** DATA SHOWN follows **

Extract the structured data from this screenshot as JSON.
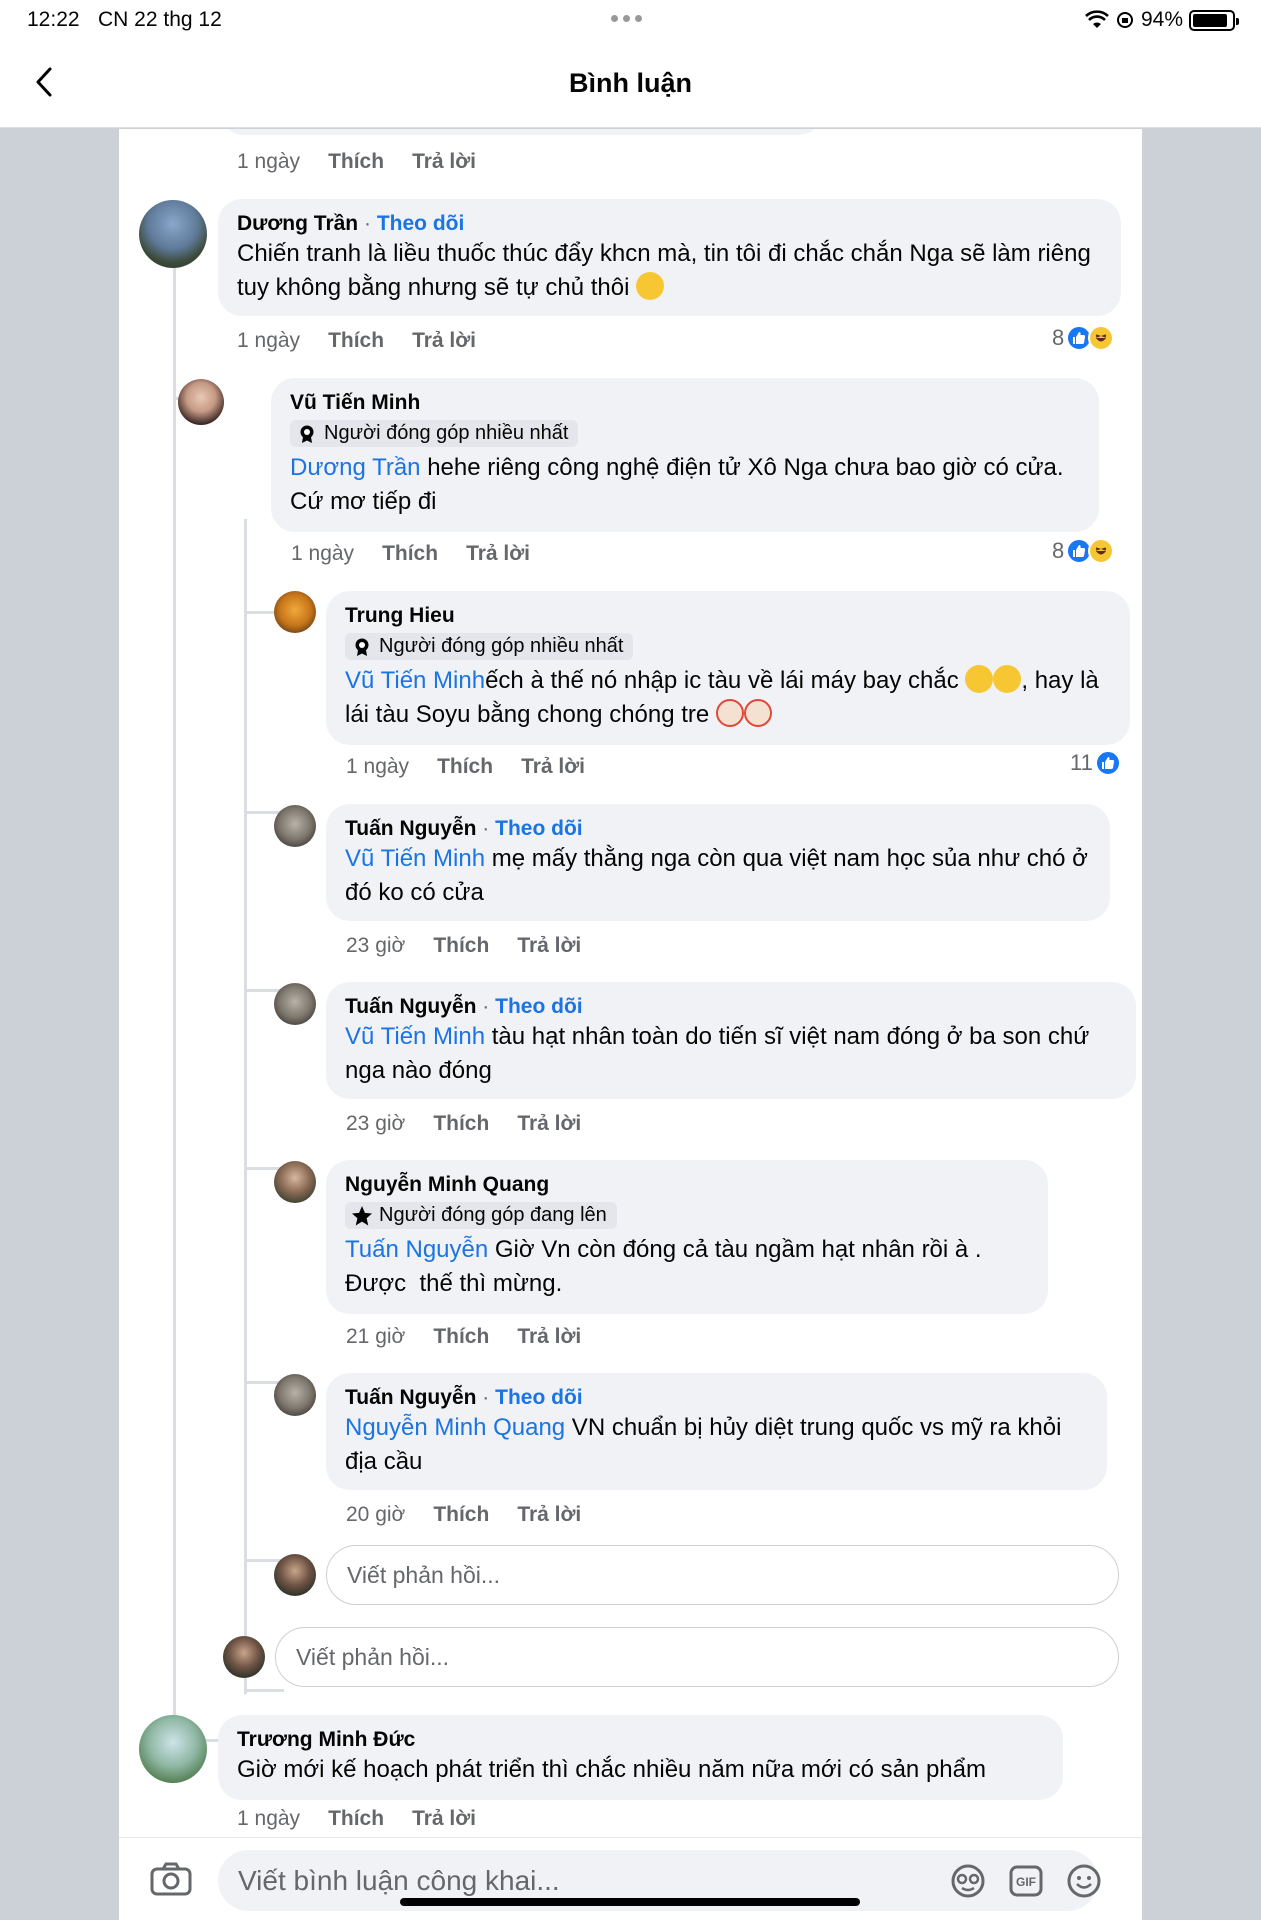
{
  "status": {
    "time": "12:22",
    "date": "CN 22 thg 12",
    "battery": "94%"
  },
  "nav": {
    "title": "Bình luận"
  },
  "top_actions": {
    "time": "1 ngày",
    "like": "Thích",
    "reply": "Trả lời"
  },
  "c1": {
    "name": "Dương Trần",
    "follow": "Theo dõi",
    "text": "Chiến tranh là liều thuốc thúc đẩy khcn mà, tin tôi đi chắc chắn Nga sẽ làm riêng tuy không bằng nhưng sẽ tự chủ thôi",
    "time": "1 ngày",
    "like": "Thích",
    "reply": "Trả lời",
    "count": "8"
  },
  "c2": {
    "name": "Vũ Tiến Minh",
    "badge": "Người đóng góp nhiều nhất",
    "mention": "Dương Trần",
    "text": " hehe riêng công nghệ điện tử Xô Nga chưa bao giờ có cửa. Cứ mơ tiếp đi",
    "time": "1 ngày",
    "like": "Thích",
    "reply": "Trả lời",
    "count": "8"
  },
  "c3": {
    "name": "Trung Hieu",
    "badge": "Người đóng góp nhiều nhất",
    "mention": "Vũ Tiến Minh",
    "text": "ếch à thế nó nhập ic tàu về lái máy bay chắc",
    "text2": ", hay là lái tàu Soyu bằng chong chóng tre",
    "time": "1 ngày",
    "like": "Thích",
    "reply": "Trả lời",
    "count": "11"
  },
  "c4": {
    "name": "Tuấn Nguyễn",
    "follow": "Theo dõi",
    "mention": "Vũ Tiến Minh",
    "text": " mẹ mấy thằng nga còn qua việt nam học sủa như chó ở đó ko có cửa",
    "time": "23 giờ",
    "like": "Thích",
    "reply": "Trả lời"
  },
  "c5": {
    "name": "Tuấn Nguyễn",
    "follow": "Theo dõi",
    "mention": "Vũ Tiến Minh",
    "text": " tàu hạt nhân toàn do tiến sĩ việt nam đóng ở ba son chứ nga nào đóng",
    "time": "23 giờ",
    "like": "Thích",
    "reply": "Trả lời"
  },
  "c6": {
    "name": "Nguyễn Minh Quang",
    "badge": "Người đóng góp đang lên",
    "mention": "Tuấn Nguyễn",
    "text": " Giờ Vn còn đóng cả tàu ngầm hạt nhân rồi à . Được  thế thì mừng.",
    "time": "21 giờ",
    "like": "Thích",
    "reply": "Trả lời"
  },
  "c7": {
    "name": "Tuấn Nguyễn",
    "follow": "Theo dõi",
    "mention": "Nguyễn Minh Quang",
    "text": " VN chuẩn bị hủy diệt trung quốc vs mỹ ra khỏi địa cầu",
    "time": "20 giờ",
    "like": "Thích",
    "reply": "Trả lời"
  },
  "reply_input_1": {
    "placeholder": "Viết phản hồi..."
  },
  "reply_input_2": {
    "placeholder": "Viết phản hồi..."
  },
  "c8": {
    "name": "Trương Minh Đức",
    "text": "Giờ mới kế hoạch phát triển thì chắc nhiều năm nữa mới có sản phẩm",
    "time": "1 ngày",
    "like": "Thích",
    "reply": "Trả lời"
  },
  "composer": {
    "placeholder": "Viết bình luận công khai..."
  },
  "icons": [
    "back-arrow",
    "wifi",
    "battery",
    "like",
    "haha",
    "camera",
    "avatar-sticker",
    "gif",
    "emoji"
  ],
  "colors": {
    "link": "#1b74e4",
    "bubble": "#f0f2f5",
    "secondary": "#65676b",
    "like_blue": "#1877f2"
  }
}
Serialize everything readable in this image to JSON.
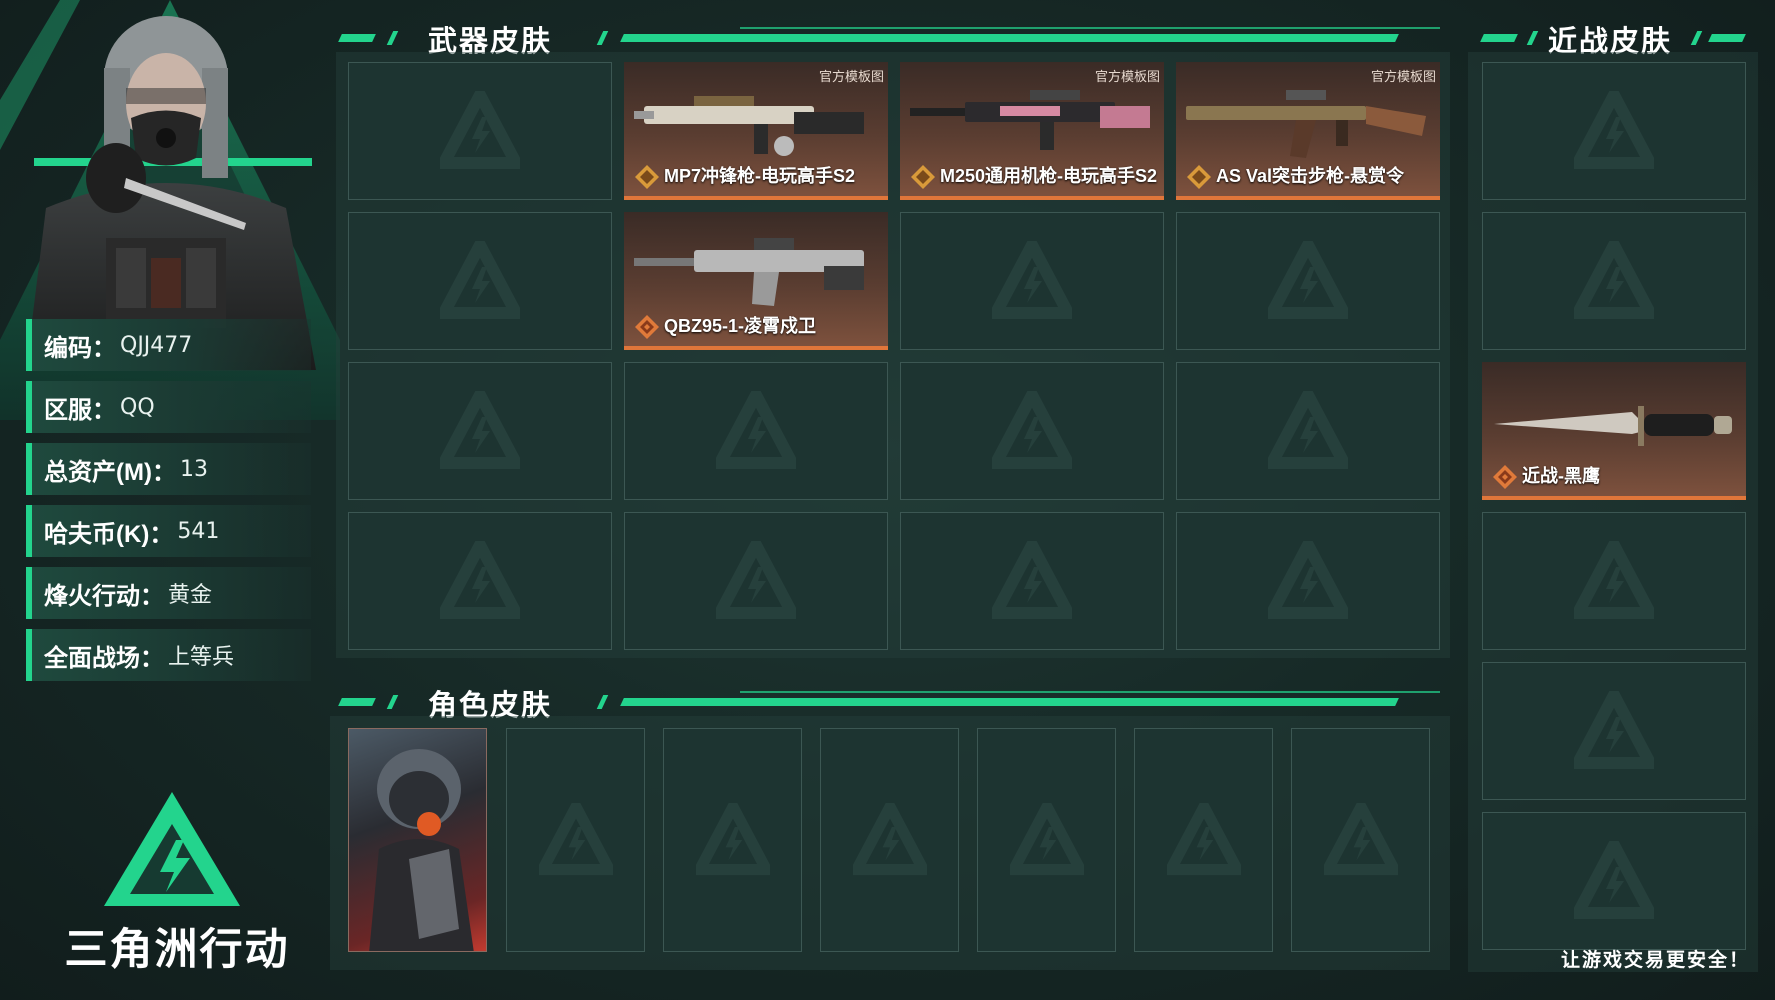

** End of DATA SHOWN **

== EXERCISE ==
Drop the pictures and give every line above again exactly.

== EXERCISE OUTPUT ==
Extract the structured data from this screenshot as JSON.
{
  "status": {
    "time": "12:22",
    "date": "CN 22 thg 12",
    "battery": "94%"
  },
  "nav": {
    "title": "Bình luận"
  },
  "top_actions": {
    "time": "1 ngày",
    "like": "Thích",
    "reply": "Trả lời"
  },
  "c1": {
    "name": "Dương Trần",
    "follow": "Theo dõi",
    "text": "Chiến tranh là liều thuốc thúc đẩy khcn mà, tin tôi đi chắc chắn Nga sẽ làm riêng tuy không bằng nhưng sẽ tự chủ thôi",
    "time": "1 ngày",
    "like": "Thích",
    "reply": "Trả lời",
    "count": "8"
  },
  "c2": {
    "name": "Vũ Tiến Minh",
    "badge": "Người đóng góp nhiều nhất",
    "mention": "Dương Trần",
    "text": " hehe riêng công nghệ điện tử Xô Nga chưa bao giờ có cửa. Cứ mơ tiếp đi",
    "time": "1 ngày",
    "like": "Thích",
    "reply": "Trả lời",
    "count": "8"
  },
  "c3": {
    "name": "Trung Hieu",
    "badge": "Người đóng góp nhiều nhất",
    "mention": "Vũ Tiến Minh",
    "text": "ếch à thế nó nhập ic tàu về lái máy bay chắc",
    "text2": ", hay là lái tàu Soyu bằng chong chóng tre",
    "time": "1 ngày",
    "like": "Thích",
    "reply": "Trả lời",
    "count": "11"
  },
  "c4": {
    "name": "Tuấn Nguyễn",
    "follow": "Theo dõi",
    "mention": "Vũ Tiến Minh",
    "text": " mẹ mấy thằng nga còn qua việt nam học sủa như chó ở đó ko có cửa",
    "time": "23 giờ",
    "like": "Thích",
    "reply": "Trả lời"
  },
  "c5": {
    "name": "Tuấn Nguyễn",
    "follow": "Theo dõi",
    "mention": "Vũ Tiến Minh",
    "text": " tàu hạt nhân toàn do tiến sĩ việt nam đóng ở ba son chứ nga nào đóng",
    "time": "23 giờ",
    "like": "Thích",
    "reply": "Trả lời"
  },
  "c6": {
    "name": "Nguyễn Minh Quang",
    "badge": "Người đóng góp đang lên",
    "mention": "Tuấn Nguyễn",
    "text": " Giờ Vn còn đóng cả tàu ngầm hạt nhân rồi à . Được  thế thì mừng.",
    "time": "21 giờ",
    "like": "Thích",
    "reply": "Trả lời"
  },
  "c7": {
    "name": "Tuấn Nguyễn",
    "follow": "Theo dõi",
    "mention": "Nguyễn Minh Quang",
    "text": " VN chuẩn bị hủy diệt trung quốc vs mỹ ra khỏi địa cầu",
    "time": "20 giờ",
    "like": "Thích",
    "reply": "Trả lời"
  },
  "reply_input_1": {
    "placeholder": "Viết phản hồi..."
  },
  "reply_input_2": {
    "placeholder": "Viết phản hồi..."
  },
  "c8": {
    "name": "Trương Minh Đức",
    "text": "Giờ mới kế hoạch phát triển thì chắc nhiều năm nữa mới có sản phẩm",
    "time": "1 ngày",
    "like": "Thích",
    "reply": "Trả lời"
  },
  "composer": {
    "placeholder": "Viết bình luận công khai..."
  },
  "icons": [
    "back-arrow",
    "wifi",
    "battery",
    "like",
    "haha",
    "camera",
    "avatar-sticker",
    "gif",
    "emoji"
  ],
  "colors": {
    "link": "#1b74e4",
    "bubble": "#f0f2f5",
    "secondary": "#65676b",
    "like_blue": "#1877f2"
  }
}
Serialize everything readable in this image to JSON.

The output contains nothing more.